*** Record set Section Begins ***
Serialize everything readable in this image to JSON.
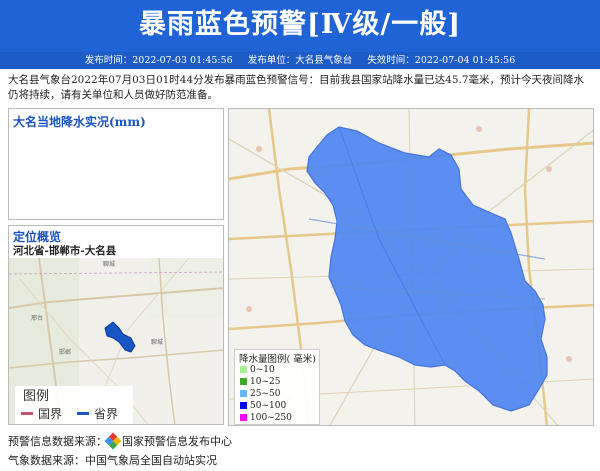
{
  "header": {
    "title": "暴雨蓝色预警[Ⅳ级/一般]",
    "publish_time": "发布时间：2022-07-03 01:45:56",
    "publisher": "发布单位：大名县气象台",
    "expire_time": "失效时间：2022-07-04 01:45:56"
  },
  "description": "大名县气象台2022年07月03日01时44分发布暴雨蓝色预警信号：目前我县国家站降水量已达45.7毫米，预计今天夜间降水仍将持续，请有关单位和人员做好防范准备。",
  "rain_panel": {
    "title": "大名当地降水实况(mm)"
  },
  "location_panel": {
    "title": "定位概览",
    "path": "河北省-邯郸市-大名县",
    "legend_title": "图例",
    "legend_items": [
      {
        "label": "国界",
        "color": "#c4506a"
      },
      {
        "label": "省界",
        "color": "#1a55c4"
      }
    ]
  },
  "main_map": {
    "legend_title": "降水量图例( 毫米)",
    "legend_items": [
      {
        "label": "0~10",
        "color": "#a6f28f"
      },
      {
        "label": "10~25",
        "color": "#3da82b"
      },
      {
        "label": "25~50",
        "color": "#61b8ff"
      },
      {
        "label": "50~100",
        "color": "#0000fe"
      },
      {
        "label": "100~250",
        "color": "#fa00fa"
      }
    ],
    "region_color": "#4f86f0"
  },
  "footer": {
    "source1": "预警信息数据来源：",
    "source1_org": "国家预警信息发布中心",
    "source2": "气象数据来源：中国气象局全国自动站实况"
  }
}
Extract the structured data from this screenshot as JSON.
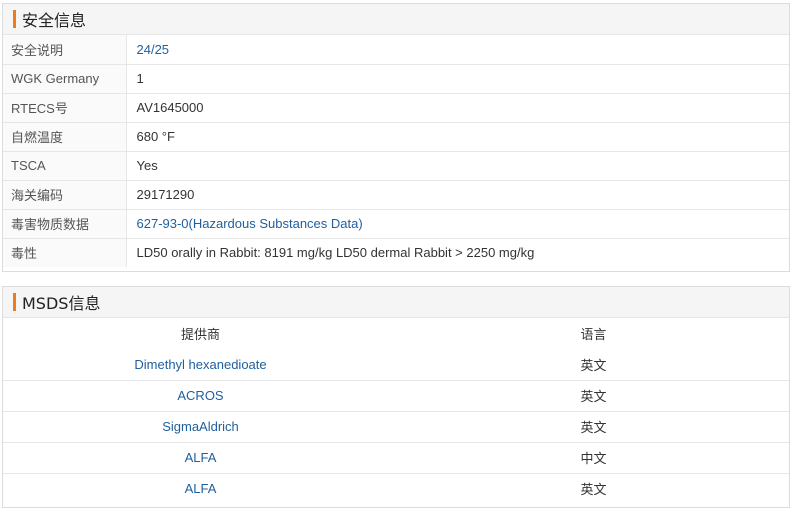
{
  "safety": {
    "title": "安全信息",
    "rows": [
      {
        "key": "安全说明",
        "value": "24/25"
      },
      {
        "key": "WGK Germany",
        "value": "1"
      },
      {
        "key": "RTECS号",
        "value": "AV1645000"
      },
      {
        "key": "自燃温度",
        "value": "680 °F"
      },
      {
        "key": "TSCA",
        "value": "Yes"
      },
      {
        "key": "海关编码",
        "value": "29171290"
      },
      {
        "key": "毒害物质数据",
        "value": "627-93-0(Hazardous Substances Data)"
      },
      {
        "key": "毒性",
        "value": "LD50 orally in Rabbit: 8191 mg/kg LD50 dermal Rabbit > 2250 mg/kg"
      }
    ]
  },
  "msds": {
    "title": "MSDS信息",
    "headers": {
      "supplier": "提供商",
      "language": "语言"
    },
    "rows": [
      {
        "supplier": "Dimethyl hexanedioate",
        "language": "英文"
      },
      {
        "supplier": "ACROS",
        "language": "英文"
      },
      {
        "supplier": "SigmaAldrich",
        "language": "英文"
      },
      {
        "supplier": "ALFA",
        "language": "中文"
      },
      {
        "supplier": "ALFA",
        "language": "英文"
      }
    ]
  },
  "colors": {
    "accent": "#f07b1c",
    "link": "#1f5f9e"
  }
}
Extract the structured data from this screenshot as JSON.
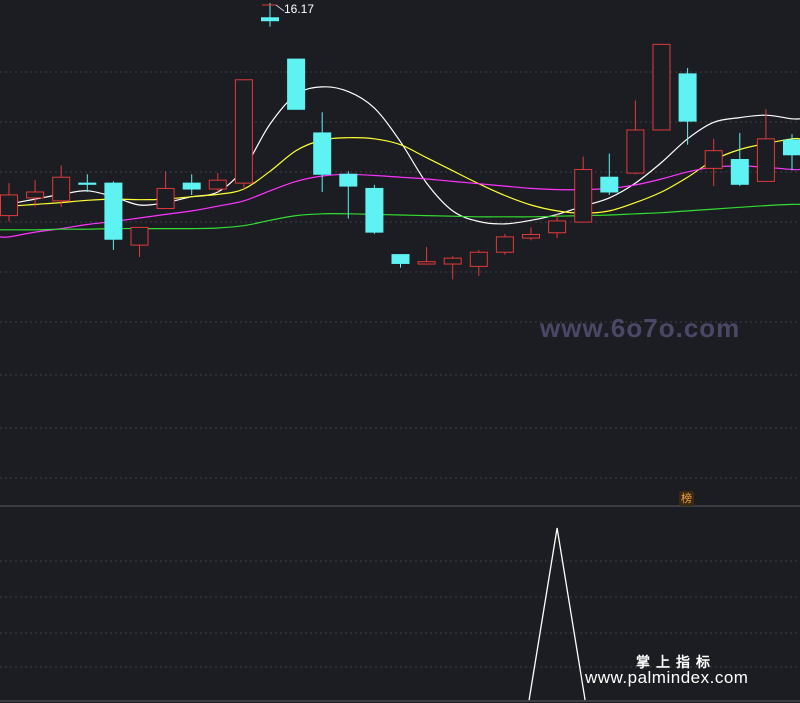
{
  "colors": {
    "background": "#1b1d22",
    "grid": "#3c3f46",
    "up": "#e03a3a",
    "down": "#5ef2f2",
    "ma5": "#ffffff",
    "ma10": "#ffff33",
    "ma20": "#ff33ff",
    "ma60": "#33dd33",
    "signal": "#ffffff"
  },
  "labels": {
    "high_marker": "16.17",
    "badge": "榜",
    "watermark_top": "www.6o7o.com",
    "watermark_cn": "掌上指标",
    "watermark_url": "www.palmindex.com"
  },
  "chart_data": [
    {
      "type": "candlestick",
      "title": "",
      "ylim": [
        7.9,
        16.4
      ],
      "high_label": 16.17,
      "candles": [
        {
          "o": 12.8,
          "c": 13.15,
          "h": 13.35,
          "l": 12.7
        },
        {
          "o": 13.1,
          "c": 13.2,
          "h": 13.4,
          "l": 12.95
        },
        {
          "o": 13.05,
          "c": 13.45,
          "h": 13.65,
          "l": 12.95
        },
        {
          "o": 13.35,
          "c": 13.33,
          "h": 13.5,
          "l": 13.2
        },
        {
          "o": 13.35,
          "c": 12.4,
          "h": 13.38,
          "l": 12.22
        },
        {
          "o": 12.3,
          "c": 12.6,
          "h": 12.6,
          "l": 12.1
        },
        {
          "o": 12.92,
          "c": 13.26,
          "h": 13.55,
          "l": 12.92
        },
        {
          "o": 13.35,
          "c": 13.25,
          "h": 13.5,
          "l": 13.15
        },
        {
          "o": 13.25,
          "c": 13.4,
          "h": 13.52,
          "l": 13.2
        },
        {
          "o": 13.35,
          "c": 15.1,
          "h": 15.1,
          "l": 13.25
        },
        {
          "o": 16.15,
          "c": 16.1,
          "h": 16.4,
          "l": 16.0
        },
        {
          "o": 15.45,
          "c": 14.6,
          "h": 15.45,
          "l": 14.6
        },
        {
          "o": 14.2,
          "c": 13.5,
          "h": 14.55,
          "l": 13.2
        },
        {
          "o": 13.5,
          "c": 13.3,
          "h": 13.55,
          "l": 12.75
        },
        {
          "o": 13.26,
          "c": 12.52,
          "h": 13.32,
          "l": 12.49
        },
        {
          "o": 12.14,
          "c": 11.99,
          "h": 12.14,
          "l": 11.92
        },
        {
          "o": 11.98,
          "c": 12.02,
          "h": 12.27,
          "l": 11.98
        },
        {
          "o": 11.98,
          "c": 12.08,
          "h": 12.11,
          "l": 11.72
        },
        {
          "o": 11.94,
          "c": 12.18,
          "h": 12.22,
          "l": 11.78
        },
        {
          "o": 12.18,
          "c": 12.44,
          "h": 12.49,
          "l": 12.14
        },
        {
          "o": 12.42,
          "c": 12.48,
          "h": 12.6,
          "l": 12.38
        },
        {
          "o": 12.51,
          "c": 12.71,
          "h": 12.82,
          "l": 12.42
        },
        {
          "o": 12.69,
          "c": 13.58,
          "h": 13.8,
          "l": 12.69
        },
        {
          "o": 13.45,
          "c": 13.2,
          "h": 13.85,
          "l": 13.15
        },
        {
          "o": 13.52,
          "c": 14.25,
          "h": 14.75,
          "l": 13.5
        },
        {
          "o": 14.25,
          "c": 15.7,
          "h": 15.7,
          "l": 14.4
        },
        {
          "o": 15.2,
          "c": 14.4,
          "h": 15.3,
          "l": 14.0
        },
        {
          "o": 13.6,
          "c": 13.9,
          "h": 14.1,
          "l": 13.3
        },
        {
          "o": 13.75,
          "c": 13.33,
          "h": 14.2,
          "l": 13.3
        },
        {
          "o": 13.38,
          "c": 14.1,
          "h": 14.6,
          "l": 13.38
        },
        {
          "o": 14.08,
          "c": 13.83,
          "h": 14.18,
          "l": 13.57
        }
      ],
      "series": [
        {
          "values": [
            13.0,
            13.08,
            13.16,
            13.22,
            13.12,
            12.98,
            13.02,
            13.12,
            13.2,
            13.6,
            14.35,
            14.85,
            14.98,
            14.9,
            14.62,
            14.05,
            13.35,
            12.88,
            12.7,
            12.66,
            12.72,
            12.82,
            12.96,
            13.1,
            13.35,
            13.7,
            14.1,
            14.38,
            14.46,
            14.5,
            14.44
          ]
        },
        {
          "values": [
            12.96,
            12.99,
            13.02,
            13.06,
            13.08,
            13.07,
            13.08,
            13.12,
            13.16,
            13.25,
            13.55,
            13.9,
            14.08,
            14.12,
            14.1,
            14.0,
            13.78,
            13.56,
            13.34,
            13.14,
            12.98,
            12.88,
            12.84,
            12.88,
            13.02,
            13.2,
            13.45,
            13.74,
            13.92,
            14.02,
            14.1
          ]
        },
        {
          "values": [
            12.44,
            12.52,
            12.58,
            12.65,
            12.7,
            12.76,
            12.82,
            12.88,
            12.96,
            13.05,
            13.22,
            13.38,
            13.47,
            13.5,
            13.48,
            13.45,
            13.42,
            13.38,
            13.34,
            13.3,
            13.26,
            13.24,
            13.24,
            13.26,
            13.32,
            13.42,
            13.54,
            13.62,
            13.64,
            13.62,
            13.58
          ]
        },
        {
          "values": [
            12.56,
            12.56,
            12.57,
            12.57,
            12.58,
            12.58,
            12.58,
            12.58,
            12.59,
            12.63,
            12.72,
            12.8,
            12.83,
            12.83,
            12.82,
            12.81,
            12.8,
            12.79,
            12.78,
            12.78,
            12.78,
            12.79,
            12.8,
            12.81,
            12.83,
            12.85,
            12.88,
            12.91,
            12.94,
            12.97,
            12.99
          ]
        }
      ]
    },
    {
      "type": "line",
      "title": "",
      "ylim": [
        0,
        1
      ],
      "series": [
        {
          "values": [
            0,
            0,
            0,
            0,
            0,
            0,
            0,
            0,
            0,
            0,
            0,
            0,
            0,
            0,
            0,
            0,
            0,
            0,
            0,
            0,
            0,
            1,
            0,
            0,
            0,
            0,
            0,
            0,
            0,
            0,
            0
          ]
        }
      ]
    }
  ]
}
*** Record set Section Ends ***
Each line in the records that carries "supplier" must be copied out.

Solution to the exercise:
      "supplier": "提供商",
        "supplier": "Dimethyl hexanedioate",
        "supplier": "ACROS",
        "supplier": "SigmaAldrich",
        "supplier": "ALFA",
        "supplier": "ALFA",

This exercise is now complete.